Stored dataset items
————————
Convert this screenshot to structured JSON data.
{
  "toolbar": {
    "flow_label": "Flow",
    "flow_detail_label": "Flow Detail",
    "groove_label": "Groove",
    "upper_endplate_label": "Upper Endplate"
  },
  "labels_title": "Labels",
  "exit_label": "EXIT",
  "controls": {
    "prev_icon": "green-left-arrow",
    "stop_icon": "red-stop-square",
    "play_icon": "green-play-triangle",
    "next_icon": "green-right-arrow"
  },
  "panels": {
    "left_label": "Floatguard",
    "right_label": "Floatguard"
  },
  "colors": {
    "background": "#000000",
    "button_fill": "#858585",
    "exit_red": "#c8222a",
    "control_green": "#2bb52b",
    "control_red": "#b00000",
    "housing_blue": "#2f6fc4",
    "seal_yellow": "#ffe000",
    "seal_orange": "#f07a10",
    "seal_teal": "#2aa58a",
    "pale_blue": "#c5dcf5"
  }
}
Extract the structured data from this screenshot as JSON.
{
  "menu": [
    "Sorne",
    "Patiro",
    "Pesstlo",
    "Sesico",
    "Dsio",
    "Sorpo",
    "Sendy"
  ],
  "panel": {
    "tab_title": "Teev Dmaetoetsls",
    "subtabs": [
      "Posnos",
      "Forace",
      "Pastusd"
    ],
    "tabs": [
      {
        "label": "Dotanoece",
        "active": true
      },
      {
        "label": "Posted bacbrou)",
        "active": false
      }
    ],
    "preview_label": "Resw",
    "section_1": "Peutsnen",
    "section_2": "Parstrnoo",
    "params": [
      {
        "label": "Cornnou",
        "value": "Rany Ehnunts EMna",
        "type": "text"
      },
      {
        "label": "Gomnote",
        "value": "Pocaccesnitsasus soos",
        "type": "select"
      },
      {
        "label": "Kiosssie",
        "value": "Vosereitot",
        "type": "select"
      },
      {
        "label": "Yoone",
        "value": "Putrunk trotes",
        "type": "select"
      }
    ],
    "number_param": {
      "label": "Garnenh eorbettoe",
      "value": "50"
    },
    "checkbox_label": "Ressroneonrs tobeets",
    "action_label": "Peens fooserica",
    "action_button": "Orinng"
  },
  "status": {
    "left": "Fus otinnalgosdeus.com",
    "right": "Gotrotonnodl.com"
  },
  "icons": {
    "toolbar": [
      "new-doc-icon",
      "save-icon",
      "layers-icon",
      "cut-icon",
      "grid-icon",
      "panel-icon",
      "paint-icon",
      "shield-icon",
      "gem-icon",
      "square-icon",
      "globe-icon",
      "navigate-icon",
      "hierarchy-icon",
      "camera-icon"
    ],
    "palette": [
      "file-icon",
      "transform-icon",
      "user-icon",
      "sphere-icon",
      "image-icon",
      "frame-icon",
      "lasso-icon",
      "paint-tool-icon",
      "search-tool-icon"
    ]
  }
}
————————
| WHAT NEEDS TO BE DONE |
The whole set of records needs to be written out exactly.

| ANSWER SECTION |
Convert this screenshot to structured JSON data.
{
  "toolbar": {
    "flow_label": "Flow",
    "flow_detail_label": "Flow Detail",
    "groove_label": "Groove",
    "upper_endplate_label": "Upper Endplate"
  },
  "labels_title": "Labels",
  "exit_label": "EXIT",
  "controls": {
    "prev_icon": "green-left-arrow",
    "stop_icon": "red-stop-square",
    "play_icon": "green-play-triangle",
    "next_icon": "green-right-arrow"
  },
  "panels": {
    "left_label": "Floatguard",
    "right_label": "Floatguard"
  },
  "colors": {
    "background": "#000000",
    "button_fill": "#858585",
    "exit_red": "#c8222a",
    "control_green": "#2bb52b",
    "control_red": "#b00000",
    "housing_blue": "#2f6fc4",
    "seal_yellow": "#ffe000",
    "seal_orange": "#f07a10",
    "seal_teal": "#2aa58a",
    "pale_blue": "#c5dcf5"
  }
}
Extract the structured data from this screenshot as JSON.
{
  "menu": [
    "Sorne",
    "Patiro",
    "Pesstlo",
    "Sesico",
    "Dsio",
    "Sorpo",
    "Sendy"
  ],
  "panel": {
    "tab_title": "Teev Dmaetoetsls",
    "subtabs": [
      "Posnos",
      "Forace",
      "Pastusd"
    ],
    "tabs": [
      {
        "label": "Dotanoece",
        "active": true
      },
      {
        "label": "Posted bacbrou)",
        "active": false
      }
    ],
    "preview_label": "Resw",
    "section_1": "Peutsnen",
    "section_2": "Parstrnoo",
    "params": [
      {
        "label": "Cornnou",
        "value": "Rany Ehnunts EMna",
        "type": "text"
      },
      {
        "label": "Gomnote",
        "value": "Pocaccesnitsasus soos",
        "type": "select"
      },
      {
        "label": "Kiosssie",
        "value": "Vosereitot",
        "type": "select"
      },
      {
        "label": "Yoone",
        "value": "Putrunk trotes",
        "type": "select"
      }
    ],
    "number_param": {
      "label": "Garnenh eorbettoe",
      "value": "50"
    },
    "checkbox_label": "Ressroneonrs tobeets",
    "action_label": "Peens fooserica",
    "action_button": "Orinng"
  },
  "status": {
    "left": "Fus otinnalgosdeus.com",
    "right": "Gotrotonnodl.com"
  },
  "icons": {
    "toolbar": [
      "new-doc-icon",
      "save-icon",
      "layers-icon",
      "cut-icon",
      "grid-icon",
      "panel-icon",
      "paint-icon",
      "shield-icon",
      "gem-icon",
      "square-icon",
      "globe-icon",
      "navigate-icon",
      "hierarchy-icon",
      "camera-icon"
    ],
    "palette": [
      "file-icon",
      "transform-icon",
      "user-icon",
      "sphere-icon",
      "image-icon",
      "frame-icon",
      "lasso-icon",
      "paint-tool-icon",
      "search-tool-icon"
    ]
  }
}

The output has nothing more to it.